Alexander Astrov received his PhD from The department of International Relations at the London School of Economics and Political Science. His research is situated at the intersection of International Relations Theory and Political Theory, focussing mainly on the ideas of order and politics. He published two monographs on the subject and is currently editing a volume exploring the idea of ‘great power management’ as it appears in the writings of the English School of International Relations and contemporary state-practices.
Alexander Astrov is on sabbatical leave in the 2012/13 academic year.
‘The Janitor? Could be!’ in Radical Philosophy: A Journal of Socialist and Feminist Philosophy, 159, 2010: 61-2 (Book-review).
‘Estonia: Political Struggle for a Place in History?’ in Pro et Contra Special Issue on ‘History Politics’, 13, 3-4, 2009: 109-24. In Russian.
‘The States of Sovereignty: “Nature”, “Emergency” and “Exception”in the “Bronze Soldier” Crisis’ in Russian Politics and Law, 47, 5, 2009: 66-79.
‘The Work of Politics in The Age of Technological Reproducibility’ in After-War: Catalogue of the Estonian exhibition at the 53rd International Biennale di Venezia, ed. Andreas Trossek (Tallinn: Centre for Contemporary Arts, 2009): 66-87.
‘The "Return of History" or Technocratic Administration? The Effects of Depoliticisation in Estonian-Russian Relations' in Identity and Foreign Policy: Baltic-Russian Relations and European Integration, eds Eiki Berg and Piret Ehin (London: Ashgate, 2009): 85-100.
‘On Looking Back', Vikerkaar, 4-5, 2008: 71-80. In Estonian.
‘Monumental Crisis: "Nazis", "Occupiers" and Other Nihilists', in Monumental Conflict: Memory, Politics and Identity in Today's Estonia, eds Pille Petersoo and Marek Tamm (Tallinn: Varrak, 2008): 92-111. In Estonian.
Self-Founded Community: Minority Politics vs. Minor Politics? (Tallinn: Tallinn University Press, 2007). In Russian.
‘Liturgy for the Bronze Soldier: History and Memory in the Shaping of a Crisis', Ab Imperio: Studies of New Imperial History and Nationalism in the Post-Soviet Space, 3, 2007: 427-47.
‘A Pincer-Movement in International Relations Theory: From Political Realism to Neotraditionalism', (in Russian), Neprikosnovennyi Zapas, 43, 2005.
‘The Sceptical Idealist: Michael Oakeshott as the Critic of the Enlightenment', review-essay, Contemporary Political Theory, May 2005: 211-217.

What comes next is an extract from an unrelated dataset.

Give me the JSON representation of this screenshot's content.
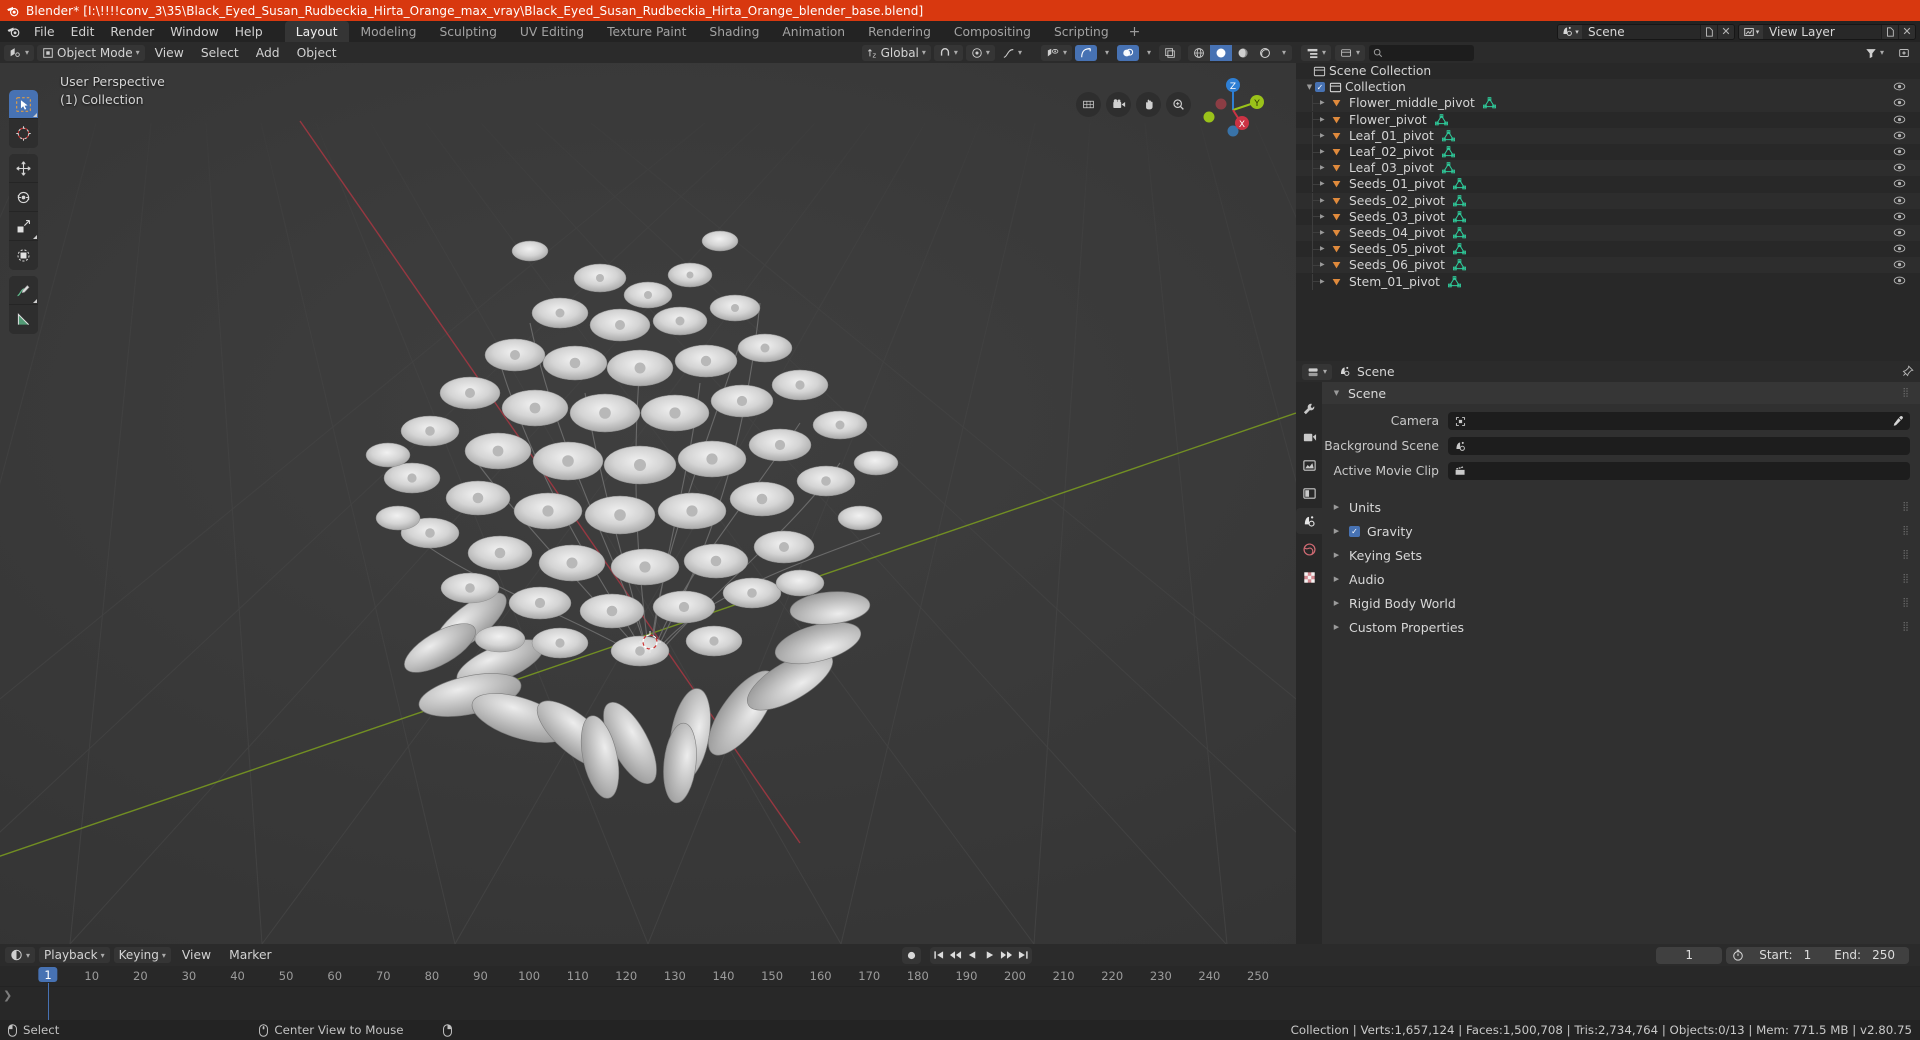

On World Politics: R.G. Collingwood, Michael Oakeshott and Neotraditionalism in International Relations (New York and Basingstoke: Palgrave, 2005).
‘Who's Afraid of Deconstruction? Post-debatism and Beyond', Cooperation and Conflict, 2003, 38: 149-58. Contribution to the Symposium on the Handbook of International Relations.
‘Does Estonia Need Foreign Policy?', in Estonian Foreign-Policy Yearbook, ed. Andres Kasekamp (Tallinn: Foreign Policy Institute, 2003): 115-29. ‘
Pondering Dramatic Endings, Probing Possible Beginnings; or Doing Politics as Usual?', Journal of International Relations and Development, 2002, 5: 63-76.
Theories of International Relations: the Classical Debates (fall semester)
Evolution of European Political Order (fall semester)
Theories of International Relations: Contemporary Debates (PhD-level, winter semester)
Evolution of Global Political Order (winter semester)
For course info, see below links...